- _Task requirements_
The whole listing below is to be output exactly, with no line skipped.

- _Recorded data_
------------------------------------------------------------------------
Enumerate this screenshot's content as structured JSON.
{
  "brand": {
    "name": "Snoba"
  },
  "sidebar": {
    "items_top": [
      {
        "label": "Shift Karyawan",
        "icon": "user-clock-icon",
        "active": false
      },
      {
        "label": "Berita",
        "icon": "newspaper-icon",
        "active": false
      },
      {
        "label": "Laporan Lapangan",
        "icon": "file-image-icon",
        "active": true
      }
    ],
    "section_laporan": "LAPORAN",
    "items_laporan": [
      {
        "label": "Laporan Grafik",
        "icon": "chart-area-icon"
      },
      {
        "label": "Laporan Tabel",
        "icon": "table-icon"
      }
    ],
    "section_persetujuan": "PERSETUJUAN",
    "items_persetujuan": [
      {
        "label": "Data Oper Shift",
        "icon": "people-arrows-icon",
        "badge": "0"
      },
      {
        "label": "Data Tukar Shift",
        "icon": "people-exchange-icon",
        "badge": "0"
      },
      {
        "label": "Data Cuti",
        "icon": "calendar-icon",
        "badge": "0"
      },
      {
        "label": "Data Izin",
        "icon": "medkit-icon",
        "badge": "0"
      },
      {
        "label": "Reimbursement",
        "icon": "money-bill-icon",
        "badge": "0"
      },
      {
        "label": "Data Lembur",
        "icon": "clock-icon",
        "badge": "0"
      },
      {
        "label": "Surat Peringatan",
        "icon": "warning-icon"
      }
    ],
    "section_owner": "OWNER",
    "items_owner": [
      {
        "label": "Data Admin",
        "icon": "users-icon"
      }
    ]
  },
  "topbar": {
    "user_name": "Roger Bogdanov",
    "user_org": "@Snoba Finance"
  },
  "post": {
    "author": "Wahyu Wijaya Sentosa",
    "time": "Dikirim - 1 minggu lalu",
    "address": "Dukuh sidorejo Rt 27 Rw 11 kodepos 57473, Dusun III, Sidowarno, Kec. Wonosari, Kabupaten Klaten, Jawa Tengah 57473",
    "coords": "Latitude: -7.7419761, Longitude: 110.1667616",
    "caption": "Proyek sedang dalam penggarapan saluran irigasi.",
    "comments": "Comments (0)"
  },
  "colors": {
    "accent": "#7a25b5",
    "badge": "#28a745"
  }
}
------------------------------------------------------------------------
- _Exercise solution_
Enumerate this screenshot's content as structured JSON.
{
  "brand": {
    "name": "Snoba"
  },
  "sidebar": {
    "items_top": [
      {
        "label": "Shift Karyawan",
        "icon": "user-clock-icon",
        "active": false
      },
      {
        "label": "Berita",
        "icon": "newspaper-icon",
        "active": false
      },
      {
        "label": "Laporan Lapangan",
        "icon": "file-image-icon",
        "active": true
      }
    ],
    "section_laporan": "LAPORAN",
    "items_laporan": [
      {
        "label": "Laporan Grafik",
        "icon": "chart-area-icon"
      },
      {
        "label": "Laporan Tabel",
        "icon": "table-icon"
      }
    ],
    "section_persetujuan": "PERSETUJUAN",
    "items_persetujuan": [
      {
        "label": "Data Oper Shift",
        "icon": "people-arrows-icon",
        "badge": "0"
      },
      {
        "label": "Data Tukar Shift",
        "icon": "people-exchange-icon",
        "badge": "0"
      },
      {
        "label": "Data Cuti",
        "icon": "calendar-icon",
        "badge": "0"
      },
      {
        "label": "Data Izin",
        "icon": "medkit-icon",
        "badge": "0"
      },
      {
        "label": "Reimbursement",
        "icon": "money-bill-icon",
        "badge": "0"
      },
      {
        "label": "Data Lembur",
        "icon": "clock-icon",
        "badge": "0"
      },
      {
        "label": "Surat Peringatan",
        "icon": "warning-icon"
      }
    ],
    "section_owner": "OWNER",
    "items_owner": [
      {
        "label": "Data Admin",
        "icon": "users-icon"
      }
    ]
  },
  "topbar": {
    "user_name": "Roger Bogdanov",
    "user_org": "@Snoba Finance"
  },
  "post": {
    "author": "Wahyu Wijaya Sentosa",
    "time": "Dikirim - 1 minggu lalu",
    "address": "Dukuh sidorejo Rt 27 Rw 11 kodepos 57473, Dusun III, Sidowarno, Kec. Wonosari, Kabupaten Klaten, Jawa Tengah 57473",
    "coords": "Latitude: -7.7419761, Longitude: 110.1667616",
    "caption": "Proyek sedang dalam penggarapan saluran irigasi.",
    "comments": "Comments (0)"
  },
  "colors": {
    "accent": "#7a25b5",
    "badge": "#28a745"
  }
}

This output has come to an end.